  6. Whether the informant's testimony or information may reasonably be expected to contribute significantly to either an investigation of, or enforcement action against, an employer or other action in the interest of safety.

An Aviation Attorney may become necessary; (it is your livelihood after all)

Your next stop should be with a lawyer who specializes in defending against FAA enforcement actions. Find a lawyer who has an established reputation with the FAA who can give you an honest assessment of your chances and the best way to pursue your case. If you are a member of the AOPA, you can receive a lawyer at no cost for up to 10 hours. (http://pilot-protection-services.aopa.org)

Give the lawyer all the facts and be honest. A skilled aviation law attorney can paint a picture for the FAA that includes your background and experience as a professional aviator. A cut and dried case against you can be turned into a tale of a good pilot trapped by difficult circumstances that will never happen again. Or a shaky case built on circumstantial evidence could end your flying career for good.
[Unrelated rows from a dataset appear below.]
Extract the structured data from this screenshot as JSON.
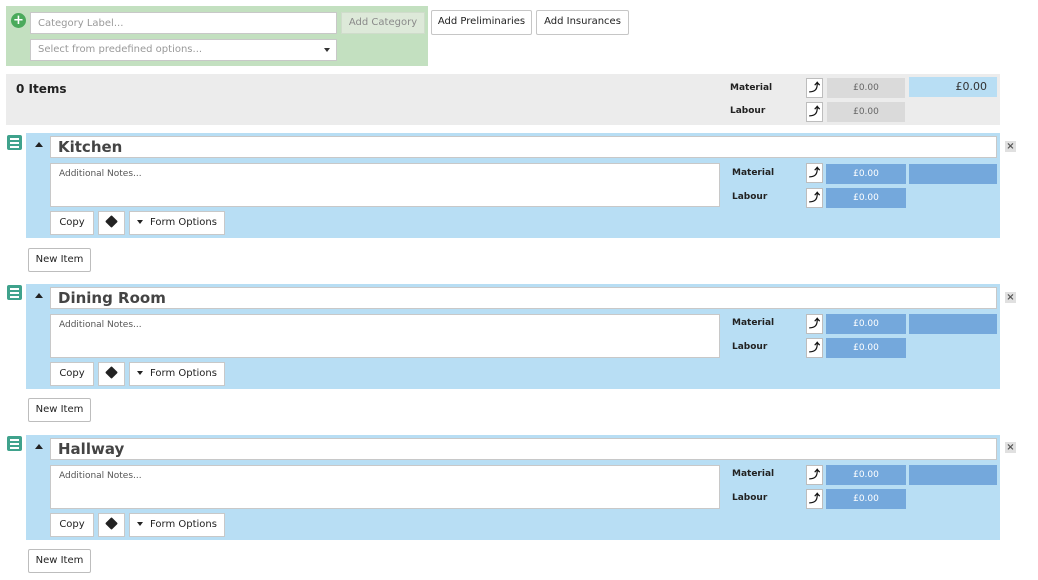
{
  "add_category": {
    "label_placeholder": "Category Label...",
    "add_button": "Add Category",
    "select_placeholder": "Select from predefined options...",
    "add_preliminaries": "Add Preliminaries",
    "add_insurances": "Add Insurances"
  },
  "totals": {
    "items_count": "0 Items",
    "material_label": "Material",
    "labour_label": "Labour",
    "material_value": "£0.00",
    "labour_value": "£0.00",
    "grand_total": "£0.00",
    "arrow_glyph": "⤴"
  },
  "categories": [
    {
      "title": "Kitchen",
      "notes_placeholder": "Additional Notes...",
      "material_label": "Material",
      "labour_label": "Labour",
      "material_value": "£0.00",
      "labour_value": "£0.00",
      "copy_label": "Copy",
      "form_options_label": "Form Options",
      "new_item_label": "New Item"
    },
    {
      "title": "Dining Room",
      "notes_placeholder": "Additional Notes...",
      "material_label": "Material",
      "labour_label": "Labour",
      "material_value": "£0.00",
      "labour_value": "£0.00",
      "copy_label": "Copy",
      "form_options_label": "Form Options",
      "new_item_label": "New Item"
    },
    {
      "title": "Hallway",
      "notes_placeholder": "Additional Notes...",
      "material_label": "Material",
      "labour_label": "Labour",
      "material_value": "£0.00",
      "labour_value": "£0.00",
      "copy_label": "Copy",
      "form_options_label": "Form Options",
      "new_item_label": "New Item"
    }
  ],
  "icons": {
    "plus": "+",
    "close": "×",
    "arrow": "⤴"
  },
  "colors": {
    "category_bg": "#b8def4",
    "value_blue": "#74a8dc",
    "add_panel_bg": "#c3e0c0",
    "menu_icon": "#3fa28c",
    "totals_bg": "#ececec"
  }
}
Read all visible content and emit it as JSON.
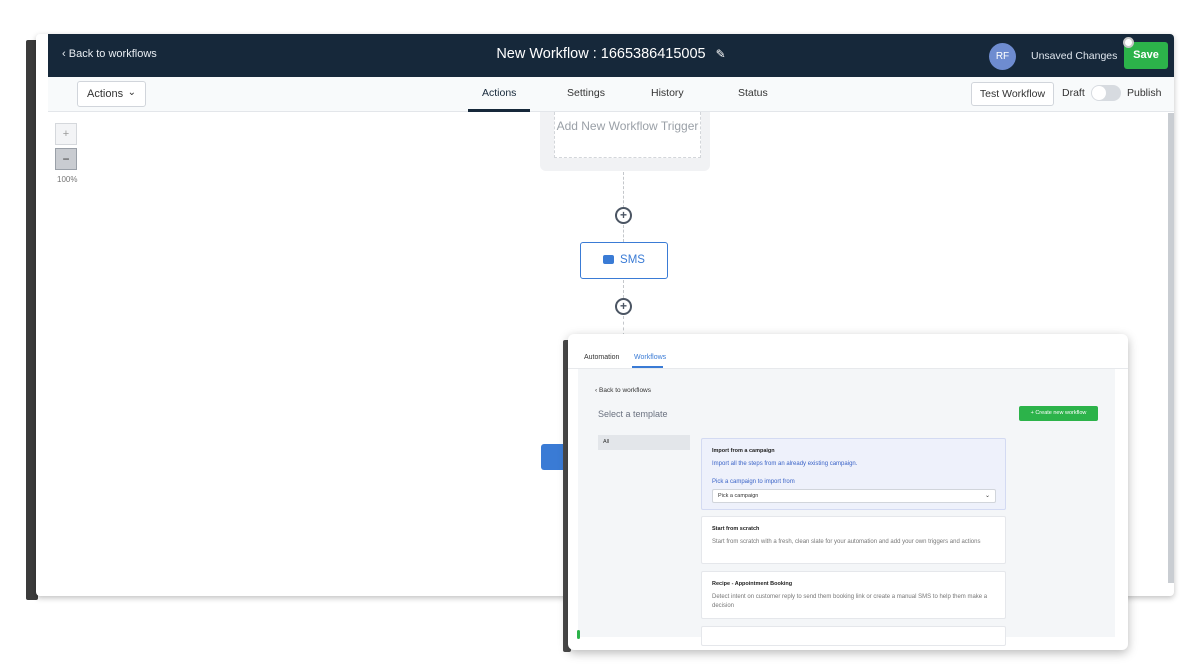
{
  "colors": {
    "topbar": "#16283a",
    "accent_green": "#2cb34a",
    "accent_blue": "#3a7bd5",
    "avatar": "#6e8cd0"
  },
  "topbar": {
    "back_label": "Back to workflows",
    "title": "New Workflow : 1665386415005",
    "edit_icon": "pencil-icon",
    "avatar_initials": "RF",
    "unsaved": "Unsaved Changes",
    "save_label": "Save"
  },
  "subbar": {
    "actions_label": "Actions",
    "tabs": [
      {
        "label": "Actions",
        "active": true
      },
      {
        "label": "Settings",
        "active": false
      },
      {
        "label": "History",
        "active": false
      },
      {
        "label": "Status",
        "active": false
      }
    ],
    "test_workflow_label": "Test Workflow",
    "draft_label": "Draft",
    "publish_label": "Publish",
    "published": false
  },
  "canvas": {
    "zoom_in": "+",
    "zoom_out": "−",
    "zoom_level": "100%",
    "trigger_label": "Add New Workflow Trigger",
    "sms_label": "SMS"
  },
  "overlay": {
    "tabs": [
      {
        "label": "Automation",
        "active": false
      },
      {
        "label": "Workflows",
        "active": true
      }
    ],
    "back_label": "Back to workflows",
    "select_template": "Select a template",
    "create_button": "+ Create new workflow",
    "categories": [
      "All"
    ],
    "cards": [
      {
        "title": "Import from a campaign",
        "description": "Import all the steps from an already existing campaign.",
        "pick_label": "Pick a campaign to import from",
        "dropdown_value": "Pick a campaign"
      },
      {
        "title": "Start from scratch",
        "description": "Start from scratch with a fresh, clean slate for your automation and add your own triggers and actions"
      },
      {
        "title": "Recipe - Appointment Booking",
        "description": "Detect intent on customer reply to send them booking link or create a manual SMS to help them make a decision"
      }
    ]
  }
}
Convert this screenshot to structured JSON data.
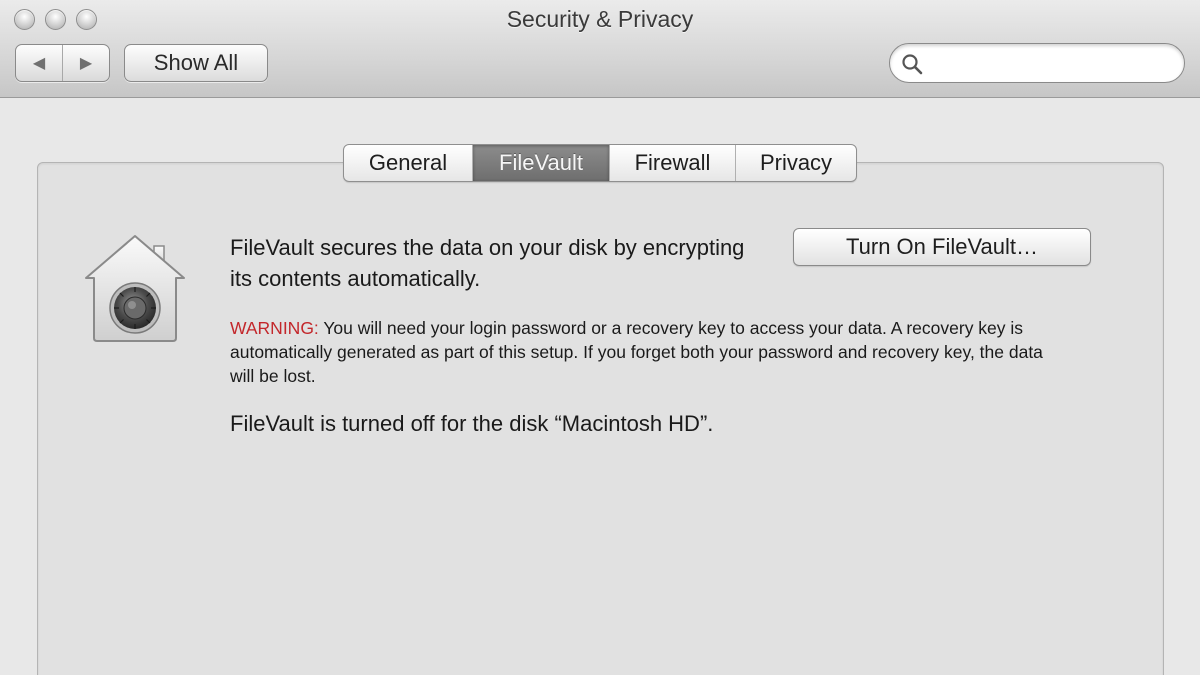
{
  "window": {
    "title": "Security & Privacy"
  },
  "toolbar": {
    "back_icon": "back-arrow-icon",
    "forward_icon": "forward-arrow-icon",
    "back_glyph": "◀",
    "forward_glyph": "▶",
    "show_all_label": "Show All",
    "search": {
      "icon": "search-icon",
      "value": "",
      "placeholder": ""
    }
  },
  "tabs": [
    {
      "label": "General",
      "active": false
    },
    {
      "label": "FileVault",
      "active": true
    },
    {
      "label": "Firewall",
      "active": false
    },
    {
      "label": "Privacy",
      "active": false
    }
  ],
  "filevault": {
    "icon": "filevault-house-vault-icon",
    "description": "FileVault secures the data on your disk by encrypting its contents automatically.",
    "turn_on_button": "Turn On FileVault…",
    "warning_label": "WARNING:",
    "warning_text": " You will need your login password or a recovery key to access your data. A recovery key is automatically generated as part of this setup. If you forget both your password and recovery key, the data will be lost.",
    "status": "FileVault is turned off for the disk “Macintosh HD”."
  },
  "colors": {
    "warning_red": "#c3272b",
    "active_tab": "#7d7d7d",
    "window_background": "#e8e8e8"
  }
}
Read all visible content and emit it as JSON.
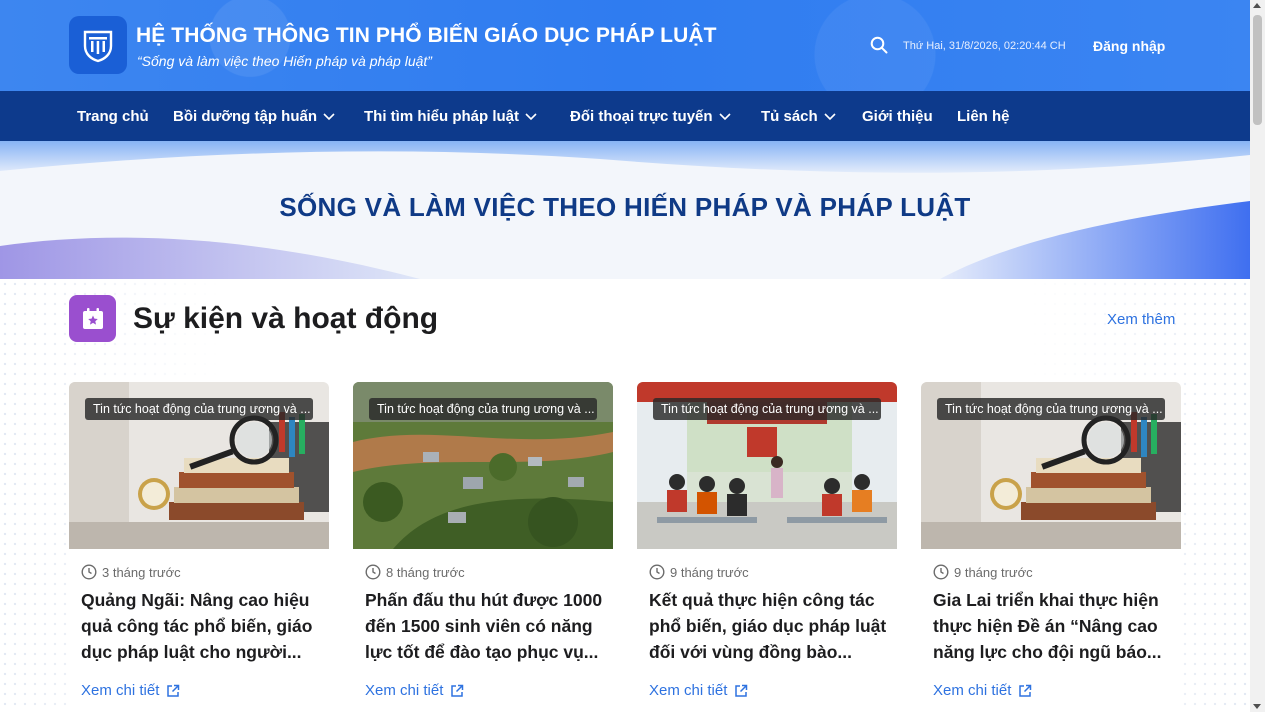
{
  "header": {
    "site_title": "HỆ THỐNG THÔNG TIN PHỔ BIẾN GIÁO DỤC PHÁP LUẬT",
    "slogan": "“Sống và làm việc theo Hiến pháp và pháp luật”",
    "datetime": "Thứ Hai, 31/8/2026, 02:20:44 CH",
    "login_label": "Đăng nhập",
    "logo_icon": "pillar-logo-icon",
    "search_icon": "search-icon",
    "brand_color": "#2f7cf0"
  },
  "nav": {
    "bg_color": "#0d3a8c",
    "items": [
      {
        "label": "Trang chủ",
        "has_dropdown": false
      },
      {
        "label": "Bồi dưỡng tập huấn",
        "has_dropdown": true
      },
      {
        "label": "Thi tìm hiểu pháp luật",
        "has_dropdown": true
      },
      {
        "label": "Đối thoại trực tuyến",
        "has_dropdown": true
      },
      {
        "label": "Tủ sách",
        "has_dropdown": true
      },
      {
        "label": "Giới thiệu",
        "has_dropdown": false
      },
      {
        "label": "Liên hệ",
        "has_dropdown": false
      }
    ]
  },
  "banner": {
    "title": "SỐNG VÀ LÀM VIỆC THEO HIẾN PHÁP VÀ PHÁP LUẬT"
  },
  "section": {
    "title": "Sự kiện và hoạt động",
    "see_more": "Xem thêm",
    "icon": "calendar-star-icon",
    "icon_color": "#9a4fcf"
  },
  "cards": [
    {
      "tag": "Tin tức hoạt động của trung ương và ...",
      "time": "3 tháng trước",
      "title": "Quảng Ngãi: Nâng cao hiệu quả công tác phổ biến, giáo dục pháp luật cho người...",
      "detail": "Xem chi tiết",
      "image": "books-magnifier-photo"
    },
    {
      "tag": "Tin tức hoạt động của trung ương và ...",
      "time": "8 tháng trước",
      "title": "Phấn đấu thu hút được 1000 đến 1500 sinh viên có năng lực tốt để đào tạo phục vụ...",
      "detail": "Xem chi tiết",
      "image": "village-aerial-photo"
    },
    {
      "tag": "Tin tức hoạt động của trung ương và ...",
      "time": "9 tháng trước",
      "title": "Kết quả thực hiện công tác phổ biến, giáo dục pháp luật đối với vùng đồng bào...",
      "detail": "Xem chi tiết",
      "image": "meeting-hall-photo"
    },
    {
      "tag": "Tin tức hoạt động của trung ương và ...",
      "time": "9 tháng trước",
      "title": "Gia Lai triển khai thực hiện thực hiện Đề án “Nâng cao năng lực cho đội ngũ báo...",
      "detail": "Xem chi tiết",
      "image": "books-magnifier-photo"
    }
  ]
}
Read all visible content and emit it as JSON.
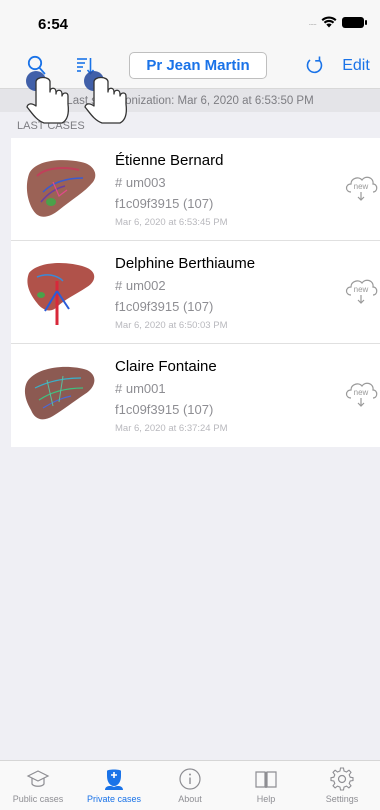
{
  "status_bar": {
    "time": "6:54",
    "signal": "....."
  },
  "nav": {
    "doctor_label": "Pr Jean Martin",
    "edit_label": "Edit"
  },
  "sync_text": "Last synchronization: Mar 6, 2020 at 6:53:50 PM",
  "section_header": "LAST CASES",
  "cases": [
    {
      "name": "Étienne Bernard",
      "id": "# um003",
      "hash": "f1c09f3915 (107)",
      "date": "Mar 6, 2020 at 6:53:45 PM",
      "badge": "new"
    },
    {
      "name": "Delphine Berthiaume",
      "id": "# um002",
      "hash": "f1c09f3915 (107)",
      "date": "Mar 6, 2020 at 6:50:03 PM",
      "badge": "new"
    },
    {
      "name": "Claire Fontaine",
      "id": "# um001",
      "hash": "f1c09f3915 (107)",
      "date": "Mar 6, 2020 at 6:37:24 PM",
      "badge": "new"
    }
  ],
  "tabs": [
    {
      "label": "Public cases",
      "icon": "graduation-cap-icon",
      "active": false
    },
    {
      "label": "Private cases",
      "icon": "doctor-icon",
      "active": true
    },
    {
      "label": "About",
      "icon": "info-icon",
      "active": false
    },
    {
      "label": "Help",
      "icon": "book-icon",
      "active": false
    },
    {
      "label": "Settings",
      "icon": "gear-icon",
      "active": false
    }
  ],
  "colors": {
    "accent": "#1a73e8",
    "background": "#efeff4",
    "secondary_text": "#8e8e93"
  }
}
The difference could very well be determined by your legal representation.

Aviation Lawyer Edward J. Page of Carlton, Fields, Jorden, Burt, P.A., offers advice based on years of experience working on behalf of the FAA and on behalf of pilots:

What are they going to do?

The sanctions are outlined in FAA Order 2150.3B, Chapter 7. If you get to this point, you might want to study this chapter to put your mind at ease or to at least give yourself a peek into your future. For now, however, a few things of note:

Appendix B of FAA Order 2150.3B contains several tables of sanction guidelines. A general aviation operator, for example, can expect a 30- to 90oday suspension for exceeding a speed limitation.

Bottom Line

In the end, the FAA may decide you are innocent or that there is insufficient evidence to issue a violation. If the FAA decides a violation did occur, you could end up with oral or written counseling, remedial training, instructions to voluntarily surrender your certificate, a suspension of your certificate, revocation of your certificate, civil penalties, and various combinations of each. While appeals to the NTSB are possible, the board is required to defer to the FAA in most cases.


References

14 CFR 91, Title 14: Aeronautics and Space, General Operating and Flight Rules, Federal Aviation Administration, Department of Transportation

Advisory Circular 00-46E, Aviation Safety Reporting Program, 12/16/11, U.S. Department of Transportation

ASRS Program Briefing, NASA, August 2013

"Duck and Cover Up FAA Scary Finding: Controller's Sometimes Conceal Close Calls, Wall Street Journal, December 6, 1999

FAA Order 2150.3B, FAA Compliance and Enforcement Program, 10/01/07

FAA Order JO 7200.20, Voluntary Safety Reporting Programs (VSRP), January 30, 2012

NBAA Airmail, February 3, 2015, San Jose Intl Tecky One (RNAV) Departure Procedure

United States Court of Appeals, District of Columbia Circuit., Jane F. Garvey, Administrator, Federal Aviation Administration, Petitioner, f. National Transportation Safety Board and Richard lee Merrell, Respondents. No. 98-1365. Decided September 21, 1999